"I was asked to read last week's statement because I do not belong to any tribe," he says. But the system is reacting hysterically to his presence in the new movement. The opposition, which lost the 1992 election because of its disunity, is panicking almost as much as the government. President Moi is attacking Leakey as a "colonialist white man", whose time as KWS director was a "failure". Leakey's father Louis's initiation as a Kikuyu, the tribe from which most of the other leaders of the group come, is being exploited - fear of dominance by Kenya's largest tribe is ingrained among the rest.
"I can't be a racist white and a Kikuyu at the same time, which is basically what they're implying," Leakey complained this week, but logic is hardly the issue for the government, which is throwing any charge it thinks will stick. Mr Moi has accused him of being an atheist who would never win a following among "God-fearing Kenyans". Foreign interests, including Labour MPs in Britain, are said to be funding his campaign.
Leakey denies being here to raise money for the party: "I'm here to get my legs adjusted. I think it would be a mistake to seek money abroad. Kenya has enough money for a party of this kind to be financially secure from its own resources in its own country."
The suspicion he will find hardest to shake off, however, is that he is waging a personal campaign against Moi. The president was once his close friend, but failed to stand by him when Leakey forced one showdown too many. "I had a relationship with Moi until last week," says Leakey. "He got frightfully cross when I resigned from wildlife, but we sorted it out. My purpose in this whole thing is being deliberately misrepresented and misconstrued.
"My concern is the collapsing standard of public service, the deterioration of public life, corruption and mismanagement. If Kanu [the ruling party] and Mr Moi will do something about it, I'll be happy to fight alongside them. If they won't, I want somebody else to do it."
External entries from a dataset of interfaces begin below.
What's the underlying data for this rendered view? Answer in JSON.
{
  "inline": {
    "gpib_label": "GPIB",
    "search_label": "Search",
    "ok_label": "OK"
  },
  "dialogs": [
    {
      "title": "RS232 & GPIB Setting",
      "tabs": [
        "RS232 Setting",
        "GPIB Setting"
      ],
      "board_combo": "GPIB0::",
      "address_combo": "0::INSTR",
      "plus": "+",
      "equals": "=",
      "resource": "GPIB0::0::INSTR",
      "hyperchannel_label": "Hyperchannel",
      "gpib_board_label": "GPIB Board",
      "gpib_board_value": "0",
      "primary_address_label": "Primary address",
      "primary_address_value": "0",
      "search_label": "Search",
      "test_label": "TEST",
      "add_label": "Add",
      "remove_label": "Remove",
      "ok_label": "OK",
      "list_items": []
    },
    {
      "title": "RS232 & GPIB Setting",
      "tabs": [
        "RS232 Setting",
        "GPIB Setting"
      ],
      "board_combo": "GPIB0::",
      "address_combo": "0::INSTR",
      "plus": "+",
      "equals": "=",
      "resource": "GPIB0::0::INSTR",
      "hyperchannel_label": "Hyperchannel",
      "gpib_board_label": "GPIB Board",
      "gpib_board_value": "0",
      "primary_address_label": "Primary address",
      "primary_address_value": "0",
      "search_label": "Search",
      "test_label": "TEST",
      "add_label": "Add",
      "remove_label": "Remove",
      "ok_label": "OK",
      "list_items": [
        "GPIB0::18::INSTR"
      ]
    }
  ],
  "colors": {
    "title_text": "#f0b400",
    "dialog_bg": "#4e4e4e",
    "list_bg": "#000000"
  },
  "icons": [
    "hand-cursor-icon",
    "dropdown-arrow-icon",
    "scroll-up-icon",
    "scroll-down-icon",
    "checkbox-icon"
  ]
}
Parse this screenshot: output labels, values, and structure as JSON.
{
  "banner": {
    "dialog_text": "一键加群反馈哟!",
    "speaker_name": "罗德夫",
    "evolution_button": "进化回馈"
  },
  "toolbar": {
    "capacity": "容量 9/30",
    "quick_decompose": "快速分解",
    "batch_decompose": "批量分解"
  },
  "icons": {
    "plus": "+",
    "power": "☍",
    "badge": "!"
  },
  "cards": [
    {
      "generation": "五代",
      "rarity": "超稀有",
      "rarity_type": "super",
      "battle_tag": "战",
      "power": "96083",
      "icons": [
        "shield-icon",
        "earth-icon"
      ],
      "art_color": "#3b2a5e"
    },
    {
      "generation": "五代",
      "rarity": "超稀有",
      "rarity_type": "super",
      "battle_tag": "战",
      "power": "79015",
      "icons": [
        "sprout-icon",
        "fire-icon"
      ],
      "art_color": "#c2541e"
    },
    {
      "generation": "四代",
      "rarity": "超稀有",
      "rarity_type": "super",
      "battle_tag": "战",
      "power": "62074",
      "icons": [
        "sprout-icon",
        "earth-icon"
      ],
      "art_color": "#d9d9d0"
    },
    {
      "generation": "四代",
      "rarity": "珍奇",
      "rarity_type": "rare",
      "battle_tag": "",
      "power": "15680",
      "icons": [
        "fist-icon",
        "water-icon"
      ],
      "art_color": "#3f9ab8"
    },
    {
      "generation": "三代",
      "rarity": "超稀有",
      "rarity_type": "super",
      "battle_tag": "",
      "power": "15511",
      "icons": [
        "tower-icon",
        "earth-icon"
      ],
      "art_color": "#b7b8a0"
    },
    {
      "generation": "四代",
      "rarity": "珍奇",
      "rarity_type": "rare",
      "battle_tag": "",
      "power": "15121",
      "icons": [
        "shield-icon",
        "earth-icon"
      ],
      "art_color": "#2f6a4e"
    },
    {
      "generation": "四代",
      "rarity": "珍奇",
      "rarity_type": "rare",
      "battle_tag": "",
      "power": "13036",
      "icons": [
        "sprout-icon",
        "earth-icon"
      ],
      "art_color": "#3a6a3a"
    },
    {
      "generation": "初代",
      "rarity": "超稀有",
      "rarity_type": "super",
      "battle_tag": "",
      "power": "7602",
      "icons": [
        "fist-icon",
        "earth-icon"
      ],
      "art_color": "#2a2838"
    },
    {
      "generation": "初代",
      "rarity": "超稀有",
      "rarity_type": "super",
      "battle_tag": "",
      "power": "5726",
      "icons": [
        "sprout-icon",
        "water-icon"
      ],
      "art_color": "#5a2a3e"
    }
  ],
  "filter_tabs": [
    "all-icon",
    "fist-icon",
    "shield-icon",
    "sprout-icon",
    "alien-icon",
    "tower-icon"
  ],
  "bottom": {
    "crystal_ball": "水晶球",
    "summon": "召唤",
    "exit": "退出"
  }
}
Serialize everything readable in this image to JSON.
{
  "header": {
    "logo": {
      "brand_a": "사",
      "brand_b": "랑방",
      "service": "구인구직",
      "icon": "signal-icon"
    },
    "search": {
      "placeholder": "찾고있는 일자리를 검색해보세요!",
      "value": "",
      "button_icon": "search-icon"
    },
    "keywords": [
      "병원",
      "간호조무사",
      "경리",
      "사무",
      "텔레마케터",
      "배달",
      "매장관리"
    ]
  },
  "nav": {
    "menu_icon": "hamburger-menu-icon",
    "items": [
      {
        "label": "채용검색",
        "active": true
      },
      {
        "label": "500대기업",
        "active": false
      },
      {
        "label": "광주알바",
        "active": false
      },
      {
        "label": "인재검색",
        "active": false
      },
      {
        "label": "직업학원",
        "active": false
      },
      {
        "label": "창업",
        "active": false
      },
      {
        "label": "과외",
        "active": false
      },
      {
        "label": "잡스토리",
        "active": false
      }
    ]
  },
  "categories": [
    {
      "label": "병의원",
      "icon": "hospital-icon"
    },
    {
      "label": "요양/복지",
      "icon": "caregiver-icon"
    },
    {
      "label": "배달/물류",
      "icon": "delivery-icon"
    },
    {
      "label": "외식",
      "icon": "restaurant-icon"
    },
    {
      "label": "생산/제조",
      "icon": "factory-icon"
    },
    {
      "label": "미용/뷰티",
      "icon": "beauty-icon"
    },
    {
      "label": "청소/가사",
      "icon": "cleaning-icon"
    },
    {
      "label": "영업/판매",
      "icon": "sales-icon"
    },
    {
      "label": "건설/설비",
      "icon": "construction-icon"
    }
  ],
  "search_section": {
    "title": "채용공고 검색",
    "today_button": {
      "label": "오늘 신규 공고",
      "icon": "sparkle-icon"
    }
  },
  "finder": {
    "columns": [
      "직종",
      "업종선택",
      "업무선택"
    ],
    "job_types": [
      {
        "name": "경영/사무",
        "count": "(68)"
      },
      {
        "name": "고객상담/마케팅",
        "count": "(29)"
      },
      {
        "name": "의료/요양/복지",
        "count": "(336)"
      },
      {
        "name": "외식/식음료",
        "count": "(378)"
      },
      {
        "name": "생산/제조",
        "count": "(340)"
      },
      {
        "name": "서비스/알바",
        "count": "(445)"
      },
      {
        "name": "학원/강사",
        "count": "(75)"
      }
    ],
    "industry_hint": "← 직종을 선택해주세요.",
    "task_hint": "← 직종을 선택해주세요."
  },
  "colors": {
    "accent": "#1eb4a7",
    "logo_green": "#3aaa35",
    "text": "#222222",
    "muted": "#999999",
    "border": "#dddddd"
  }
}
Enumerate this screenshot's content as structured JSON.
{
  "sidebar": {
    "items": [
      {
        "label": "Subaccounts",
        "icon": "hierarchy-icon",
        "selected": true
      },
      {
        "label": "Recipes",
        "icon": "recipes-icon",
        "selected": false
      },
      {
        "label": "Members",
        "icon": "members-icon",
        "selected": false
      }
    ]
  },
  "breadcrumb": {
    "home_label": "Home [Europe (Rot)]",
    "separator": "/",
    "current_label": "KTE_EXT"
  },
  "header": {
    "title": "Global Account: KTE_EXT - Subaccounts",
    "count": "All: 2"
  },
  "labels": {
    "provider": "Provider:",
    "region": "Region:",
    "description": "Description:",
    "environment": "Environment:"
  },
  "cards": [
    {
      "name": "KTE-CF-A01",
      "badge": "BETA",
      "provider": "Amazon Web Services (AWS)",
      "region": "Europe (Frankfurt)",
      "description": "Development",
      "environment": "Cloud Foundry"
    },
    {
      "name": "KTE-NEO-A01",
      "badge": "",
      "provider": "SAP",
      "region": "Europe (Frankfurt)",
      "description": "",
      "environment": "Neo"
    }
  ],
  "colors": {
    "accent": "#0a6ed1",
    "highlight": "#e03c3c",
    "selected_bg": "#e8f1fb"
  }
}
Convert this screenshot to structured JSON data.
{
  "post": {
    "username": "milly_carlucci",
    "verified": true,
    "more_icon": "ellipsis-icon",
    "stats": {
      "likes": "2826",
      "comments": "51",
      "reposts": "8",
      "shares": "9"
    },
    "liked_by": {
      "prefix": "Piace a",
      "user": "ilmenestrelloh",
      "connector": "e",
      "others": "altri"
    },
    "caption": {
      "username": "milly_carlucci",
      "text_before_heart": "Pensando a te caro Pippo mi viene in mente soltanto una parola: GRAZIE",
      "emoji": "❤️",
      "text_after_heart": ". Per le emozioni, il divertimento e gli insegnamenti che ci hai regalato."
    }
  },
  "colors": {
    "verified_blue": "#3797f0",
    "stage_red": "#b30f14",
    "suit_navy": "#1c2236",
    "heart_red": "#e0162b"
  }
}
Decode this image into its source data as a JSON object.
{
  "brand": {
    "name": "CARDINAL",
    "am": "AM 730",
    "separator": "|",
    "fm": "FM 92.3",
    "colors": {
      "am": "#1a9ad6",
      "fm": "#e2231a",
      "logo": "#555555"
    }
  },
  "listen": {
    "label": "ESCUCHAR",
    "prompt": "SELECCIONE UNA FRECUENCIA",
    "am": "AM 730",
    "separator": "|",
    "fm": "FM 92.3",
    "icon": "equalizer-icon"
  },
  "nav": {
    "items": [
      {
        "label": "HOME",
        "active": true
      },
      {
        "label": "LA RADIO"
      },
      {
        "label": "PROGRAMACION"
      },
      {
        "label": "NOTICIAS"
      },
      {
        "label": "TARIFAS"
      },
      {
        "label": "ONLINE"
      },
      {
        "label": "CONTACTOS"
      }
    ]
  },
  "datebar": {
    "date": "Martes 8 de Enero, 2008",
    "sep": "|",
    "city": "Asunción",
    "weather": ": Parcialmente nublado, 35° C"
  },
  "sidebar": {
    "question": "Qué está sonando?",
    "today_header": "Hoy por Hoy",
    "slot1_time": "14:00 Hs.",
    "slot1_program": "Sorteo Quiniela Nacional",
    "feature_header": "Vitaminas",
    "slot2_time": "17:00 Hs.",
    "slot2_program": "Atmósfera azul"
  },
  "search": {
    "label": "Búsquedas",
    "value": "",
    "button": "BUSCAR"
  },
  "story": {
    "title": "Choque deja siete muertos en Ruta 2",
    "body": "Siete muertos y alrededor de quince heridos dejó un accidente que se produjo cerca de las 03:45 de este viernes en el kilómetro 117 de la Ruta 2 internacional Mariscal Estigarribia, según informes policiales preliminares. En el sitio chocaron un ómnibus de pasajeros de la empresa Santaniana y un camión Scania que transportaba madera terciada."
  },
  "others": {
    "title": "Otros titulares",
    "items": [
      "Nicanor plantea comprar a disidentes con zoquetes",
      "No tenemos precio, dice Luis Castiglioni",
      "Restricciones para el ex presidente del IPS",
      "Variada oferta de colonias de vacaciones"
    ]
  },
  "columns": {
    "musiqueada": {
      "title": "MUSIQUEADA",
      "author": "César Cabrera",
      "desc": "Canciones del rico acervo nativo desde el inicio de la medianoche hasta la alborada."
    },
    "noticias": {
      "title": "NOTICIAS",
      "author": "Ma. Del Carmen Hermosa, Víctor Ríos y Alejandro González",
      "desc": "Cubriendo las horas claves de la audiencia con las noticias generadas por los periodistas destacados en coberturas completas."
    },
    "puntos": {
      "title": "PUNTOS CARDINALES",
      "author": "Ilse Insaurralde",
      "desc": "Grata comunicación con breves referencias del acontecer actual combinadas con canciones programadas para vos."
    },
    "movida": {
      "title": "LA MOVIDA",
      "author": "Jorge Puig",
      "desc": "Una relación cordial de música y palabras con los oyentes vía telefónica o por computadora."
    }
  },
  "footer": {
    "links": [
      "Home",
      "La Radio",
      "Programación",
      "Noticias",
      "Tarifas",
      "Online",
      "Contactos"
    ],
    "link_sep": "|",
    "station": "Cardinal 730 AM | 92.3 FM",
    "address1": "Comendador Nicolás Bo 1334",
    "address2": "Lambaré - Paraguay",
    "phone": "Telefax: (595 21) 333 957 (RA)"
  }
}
Nobody outside Kenya's ruling circle would dispute that something needs to be done. Foreign aid was restored only last December, after being withdrawn in 1991 to force Moi to make political and economic reforms. Although free elections were held in 1992, the government continues to behave as though it were running a one-party state, and donors have scheduled a meeting in July to review the position.
"From 1992 until the end of last year there was a lot of improvement in freedom of expression," says Leakey. "But since the new year, repression has gone up. Many more people have been taken into detention; the sedition laws are being used. "
Others who have challenged the system, such as Robert Ouko, a former foreign minister, have been killed, and members of Leakey's own family have expressed fears for his safety. "I sincerely hope they are wrong," he says. "None the less, my concerns for Kenya are such that fear for my life will not make me drop these issues."
When Leakey is deploying his celebrated charm, it is easy to forget he is not on a one-man crusade. He admits it is possible that, far from becoming leader, it might be necessary for him to stay out of the new party altogether to prevent it being seen as his personal vehicle.
Could he ever be happy as a member of someone else's team? "It depends on what you are trying to do. If you are running a wildlife service which has been held back by years of corruption and shortages of everything, then you work one way. If you are trying to work with a group of people, on behalf of a group of people, then you work another. People say I ran the wildlife service very well, but they should not assume that's how I run everything."
The veteran confrontationist smiles wickedly, and adds: "I can be a bully, but I don't have to be a bully."